FHH has been following the FCC’s broadcast incentive auction, see the latest stories here and here. Now the auction moves to the next stage — where wireless participants will bid on specific spectrum blocks. This next step, which the Commission calls “assignment phase bidding” begins on March 6th.

The 600 MHz band plan is designed to provide both large and small bidders a fair opportunity to acquire spectrum; it consists of paired uplink and downlink bands offered in 5+5 megahertz blocks across 416 market areas called Partial Economic Areas [“PEAs”].

Bidders that won at least one generic block of paired spectrum in one PEA in the clock phase of the forward auction can take part in the assignment phase, according to the Public Notice  released this week by the Incentive Auction Task Force and the Wireless Telecommunications Bureau. Eligible companies can download their bidding options, which correspond with their earlier bids, from the agency’s website on February 21st.  The FCC will send bidders a link so they can log in to the assignment phase bidding system for a preview period. That way, they can also see the sequence and timing rounds for all PEAs, and decide what specific bidding rounds they want to participate in.

All the spectrum blocks are Category 1, which means they have minimal or no impairments under the band plan associated with the 84 megahertz clearing target, so the FCC can assign every winning bidder contiguous blocks of frequency-specific licenses.

The FCC is giving wireless bidders time to figure out the auction quirks. There will be a practice bidding round on February 22 and a mock auction on February 28. In the meantime, the agency has put together an online bidding tutorial; find that under the “Education” section of the Auction 1002 website: (www.fcc.gov/auctions/1002.)
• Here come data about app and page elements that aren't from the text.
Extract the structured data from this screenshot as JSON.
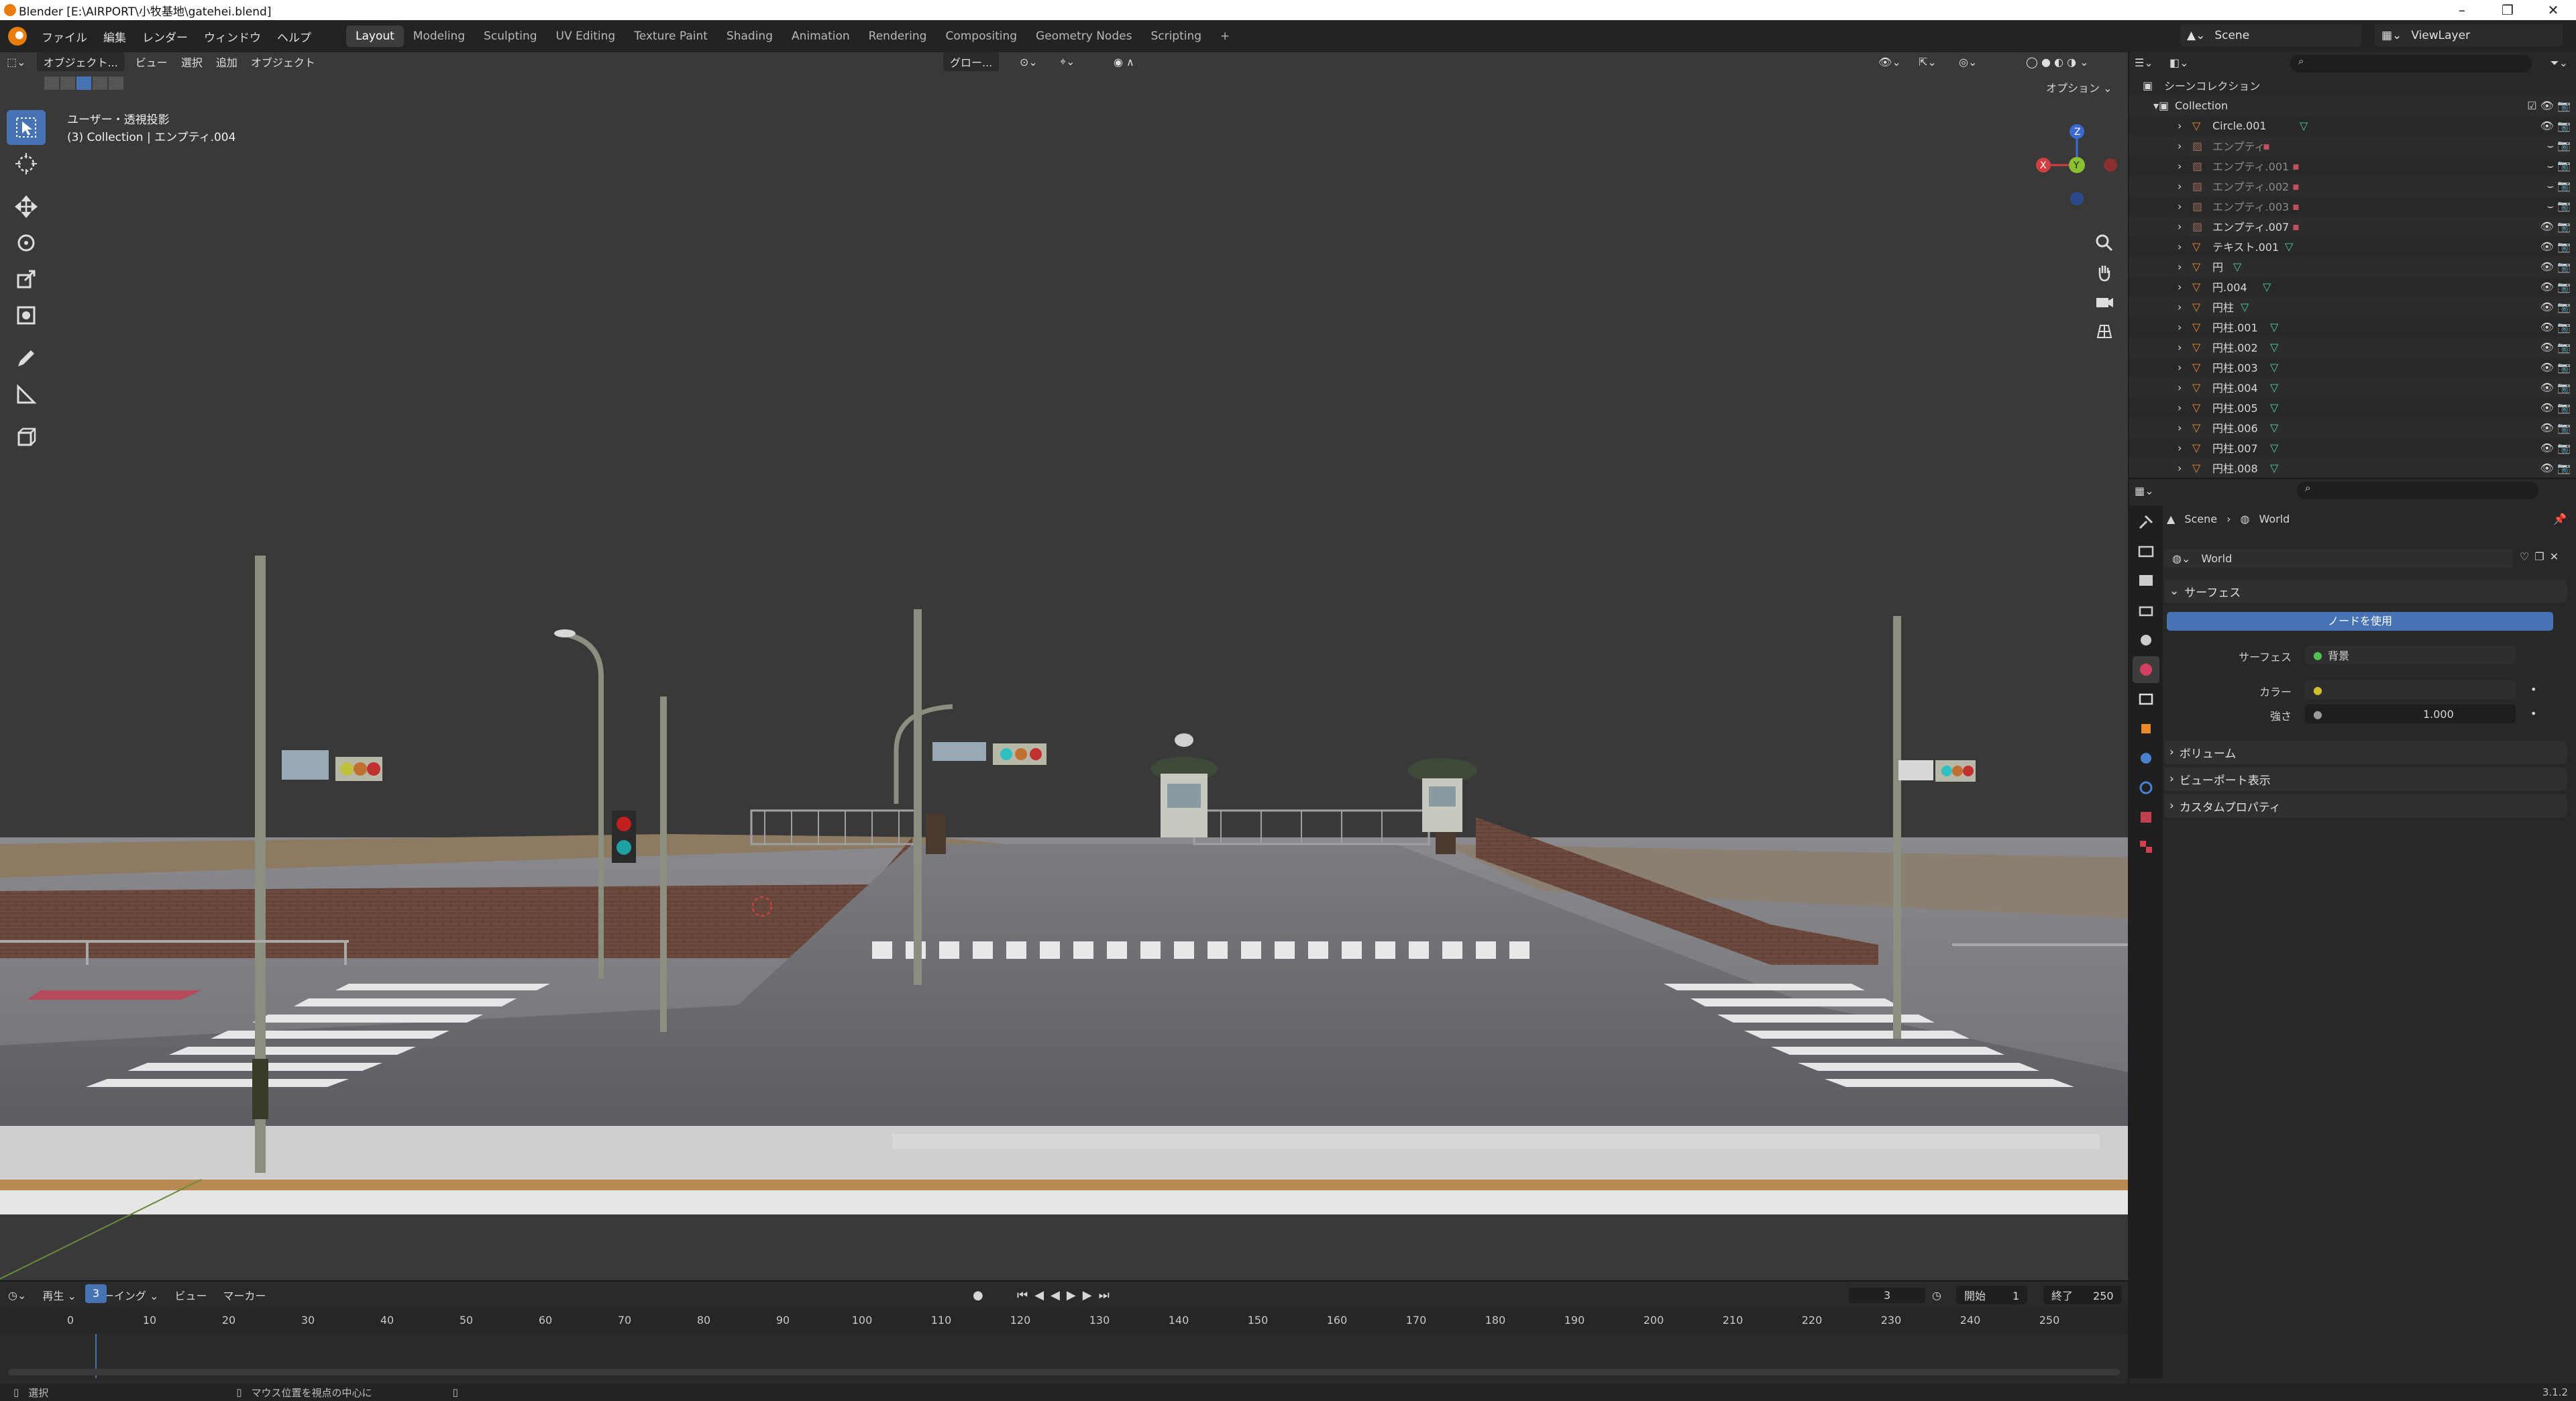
{
  "window": {
    "title": "Blender [E:\\AIRPORT\\小牧基地\\gatehei.blend]",
    "controls": [
      "–",
      "❐",
      "✕"
    ]
  },
  "menu": [
    "ファイル",
    "編集",
    "レンダー",
    "ウィンドウ",
    "ヘルプ"
  ],
  "workspaces": [
    "Layout",
    "Modeling",
    "Sculpting",
    "UV Editing",
    "Texture Paint",
    "Shading",
    "Animation",
    "Rendering",
    "Compositing",
    "Geometry Nodes",
    "Scripting"
  ],
  "active_workspace": "Layout",
  "add_workspace": "+",
  "scene_selector": {
    "scene": "Scene",
    "viewlayer": "ViewLayer"
  },
  "viewport": {
    "mode": "オブジェクト...",
    "menus": [
      "ビュー",
      "選択",
      "追加",
      "オブジェクト"
    ],
    "transform": "グロー...",
    "options": "オプション ⌄",
    "overlay_line1": "ユーザー・透視投影",
    "overlay_line2": "(3) Collection | エンプティ.004",
    "gizmo": {
      "x": "X",
      "y": "Y",
      "z": "Z"
    }
  },
  "timeline": {
    "menus": [
      "再生 ⌄",
      "キーイング ⌄",
      "ビュー",
      "マーカー"
    ],
    "current_frame": "3",
    "start_label": "開始",
    "start": "1",
    "end_label": "終了",
    "end": "250",
    "ruler": [
      "0",
      "10",
      "20",
      "30",
      "40",
      "50",
      "60",
      "70",
      "80",
      "90",
      "100",
      "110",
      "120",
      "130",
      "140",
      "150",
      "160",
      "170",
      "180",
      "190",
      "200",
      "210",
      "220",
      "230",
      "240",
      "250"
    ]
  },
  "status": {
    "select": "選択",
    "center": "マウス位置を視点の中心に",
    "version": "3.1.2"
  },
  "outliner": {
    "root": "シーンコレクション",
    "collection": "Collection",
    "items": [
      {
        "name": "Circle.001",
        "kind": "mesh",
        "dim": false
      },
      {
        "name": "エンプティ",
        "kind": "empty",
        "dim": true
      },
      {
        "name": "エンプティ.001",
        "kind": "empty",
        "dim": true
      },
      {
        "name": "エンプティ.002",
        "kind": "empty",
        "dim": true
      },
      {
        "name": "エンプティ.003",
        "kind": "empty",
        "dim": true
      },
      {
        "name": "エンプティ.007",
        "kind": "empty",
        "dim": false
      },
      {
        "name": "テキスト.001",
        "kind": "mesh",
        "dim": false
      },
      {
        "name": "円",
        "kind": "mesh",
        "dim": false
      },
      {
        "name": "円.004",
        "kind": "mesh",
        "dim": false
      },
      {
        "name": "円柱",
        "kind": "mesh",
        "dim": false
      },
      {
        "name": "円柱.001",
        "kind": "mesh",
        "dim": false
      },
      {
        "name": "円柱.002",
        "kind": "mesh",
        "dim": false
      },
      {
        "name": "円柱.003",
        "kind": "mesh",
        "dim": false
      },
      {
        "name": "円柱.004",
        "kind": "mesh",
        "dim": false
      },
      {
        "name": "円柱.005",
        "kind": "mesh",
        "dim": false
      },
      {
        "name": "円柱.006",
        "kind": "mesh",
        "dim": false
      },
      {
        "name": "円柱.007",
        "kind": "mesh",
        "dim": false
      },
      {
        "name": "円柱.008",
        "kind": "mesh",
        "dim": false
      }
    ]
  },
  "properties": {
    "breadcrumb": [
      "Scene",
      "World"
    ],
    "world_name": "World",
    "surface_panel": "サーフェス",
    "use_nodes": "ノードを使用",
    "surface_label": "サーフェス",
    "surface_value": "背景",
    "color_label": "カラー",
    "strength_label": "強さ",
    "strength_value": "1.000",
    "volume_panel": "ボリューム",
    "viewport_panel": "ビューポート表示",
    "custom_panel": "カスタムプロパティ"
  },
  "colors": {
    "accent": "#4772b3",
    "mesh_icon": "#e98b2b",
    "empty_icon": "#9a6a5a",
    "data_icon": "#4fcfa0"
  }
}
The first round of bidding begins on March 6th, and is scheduled to end by March 30th. The news means a notice concerning what stations broadcasters sold and how much money they will receive will come out of the Commission in early April — before the NAB show later that month.